Editors: Virgil Zeigler-Hill, Todd K. Shackelford


Living reference work entry
DOI: https://doi.org/10.1007/978-3-319-28099-8_1055-1



“…being moved by another’s suffering and wanting to help” (Lazarus 1991, p. 289). Compassion is a tendency to attend to the challenges of others, to feel empathy, sympathy, and sorrow for another who is experiencing difficulties and misfortune, and the desire to assist in alleviating their distress in solidarity with them.


Compassion has become an important topic for research investigation with more and more quality empirical studies being conducted and published that examine compassion development in people and the positive outcomes of a more compassionate community and society. While compassion has often historically been highlighted among those engaged in research in religion and spirituality, the positive psychology movement has contributed a body of research in recent years toward the operational definition, development, and...

This is a preview of subscription content, log in to check access
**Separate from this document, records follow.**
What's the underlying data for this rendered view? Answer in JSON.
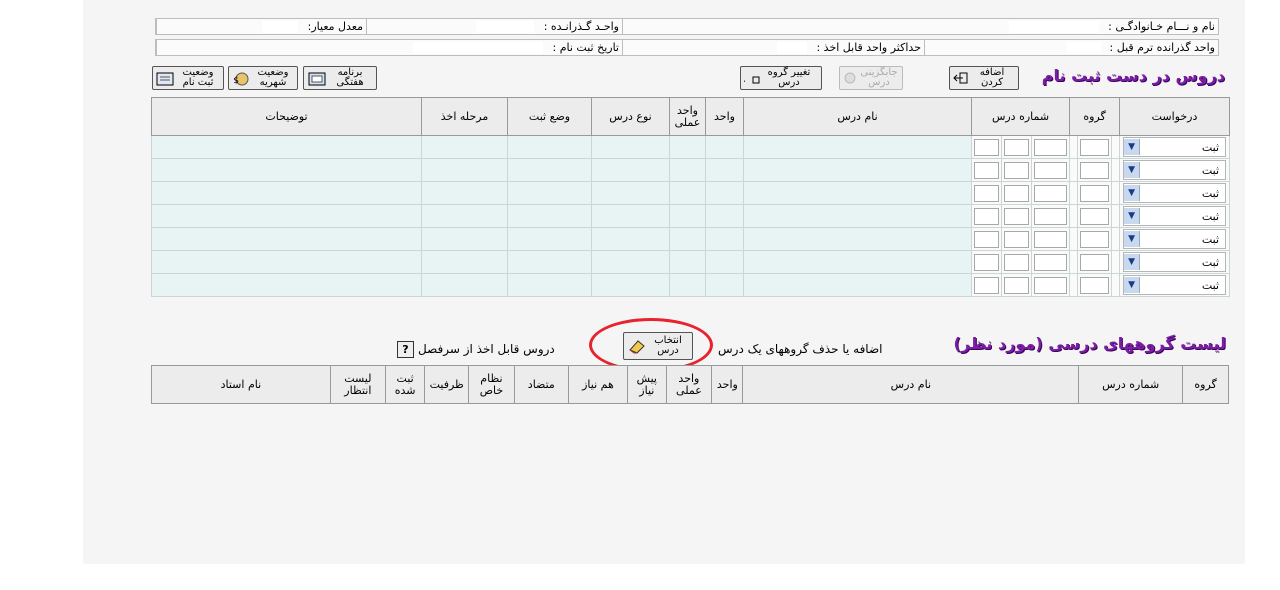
{
  "info": {
    "row1": {
      "name_label": "نام و نـــام خـانوادگـی :",
      "passed_units_label": "واحـد گـذرانـده :",
      "gpa_label": "معدل معیار:"
    },
    "row2": {
      "prev_term_units_label": "واحد گذرانده ترم قبل :",
      "max_units_label": "حداکثر واحد قابل اخذ :",
      "reg_date_label": "تاریخ ثبت نام :"
    }
  },
  "toolbar": {
    "section_title": "دروس در دست ثبت نام",
    "add_button": "اضافه کردن",
    "change_group_button": "تغییر گروه درس",
    "swap_button": "جابگزینی درس",
    "weekly_program_button": "برنامه هفتگی",
    "tuition_status_button": "وضعیت شهریه",
    "registration_status_button": "وضعیت ثبت نام"
  },
  "main_table": {
    "headers": {
      "request": "درخواست",
      "group": "گروه",
      "course_number": "شماره درس",
      "course_name": "نام درس",
      "units": "واحد",
      "practical_units": "واحد عملی",
      "course_type": "نوع درس",
      "reg_status": "وضع ثبت",
      "stage": "مرحله اخذ",
      "description": "توضیحات"
    },
    "rows": [
      {
        "request": "ثبت"
      },
      {
        "request": "ثبت"
      },
      {
        "request": "ثبت"
      },
      {
        "request": "ثبت"
      },
      {
        "request": "ثبت"
      },
      {
        "request": "ثبت"
      },
      {
        "request": "ثبت"
      }
    ]
  },
  "groups": {
    "section_title": "لیست گروههای درسی (مورد نظر)",
    "add_remove_text": "اضافه یا حذف گروههای یک درس",
    "select_button": "انتخاب درس",
    "syllabus_text": "دروس قابل اخذ از سرفصل",
    "help_label": "?",
    "headers": {
      "group": "گروه",
      "course_number": "شماره درس",
      "course_name": "نام درس",
      "units": "واحد",
      "practical_units": "واحد عملی",
      "prereq": "پیش نیاز",
      "coreq": "هم نیاز",
      "conflict": "متضاد",
      "special": "نظام خاص",
      "capacity": "ظرفیت",
      "registered": "ثبت شده",
      "waitlist": "لیست انتظار",
      "instructor": "نام استاد"
    }
  }
}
  1. Armstrong, K. (2010). The great transformation: The beginning of our religious traditions. New York: Anchor Books.Google Scholar
  2. Darwin, C. (1871). The descent of man, and selection in relation to sex. New York: Appleton & Company.CrossRefGoogle Scholar
  3. Goetz, J. L., Keltner, D., & Simon-Thomas, E. (2010). Compassion: An evolutionary analysis and empirical review. Psychological Bulletin, 136, 351–374.CrossRefPubMedPubMedCentralGoogle Scholar
  4. Horsburg, D., & Ross, J. (2013). Care and compassion: The experiences of newly qualified staff nurses. Journal of Clinical Nursing, 22, 1124–1132. doi:10.1111/jocn.12141.CrossRefGoogle Scholar
  5. Hwang, J. Y., Plante, T. G., & Lackey, K. (2008). The development of the Santa Clara brief compassion scale: An abbreviation of Sprecher and Fehr’s compassionate love scale. Pastoral Psychology, 56, 421–428.CrossRefGoogle Scholar
  6. Lazarus, R. (1991). Emotion and adaptation. New York: Oxford University Press.Google Scholar
  7. Mongrain, M., Chin, J. M., & Shapira, L. B. (2011). Practicing compassion increases happiness and self-esteem. Journal of Happiness Studies, 12(6), 963–981.CrossRefGoogle Scholar
  8. Plante, T. G., & Mejia, J. (2016). Psychometric properties of the Santa Clara brief compassion scale. Pastoral Psychology, 65(4), 509–515.Google Scholar
  9. Plante, T. G., Lackey, K., & Hwang, J. (2009). The impact of immersion trips on development of compassion among college students. Journal of Experiential Education, 32, 28–43.CrossRefGoogle Scholar
  10. Shiota, M. N., Keltner, D., & John, O. P. (2006). Positive emotion dispositions differentially associated with Big Five personality and attachment style. Journal of Positive Psychology, 1, 61–71.CrossRefGoogle Scholar
  11. Simon-Thomas, E. R., Godzik, J., Castle, E., Antonenko, O., Ponz, A., Kogan, A., & Keltner, D. J. (2012). An fMRI study of caring vs self-focus during induced compassion and pride. Social Cognitive and Affective Neuroscience, 7(6), 635–648.CrossRefPubMedGoogle Scholar
  12. Sprecher, S., & Fehr, B. (2005). Compassionate love for close others and humanity. Journal of Social and Personal Relationships, 22, 629–651. doi:10.1177/0265407505056439.CrossRefGoogle Scholar
  13. Stewart, D. W. (2012). Compassion fatigue: What is the level among army chaplains? Journal of Workplace Behavioral Health, 27, 1–11. doi:10.1080/15555240.2012.640574.CrossRefGoogle Scholar

Copyright information

© Springer International Publishing AG 2016

Authors and Affiliations

  1. 1.Santa Clara UniversitySanta ClaraUSA
  2. 2.Stanford University School of MedicineStanfordUSA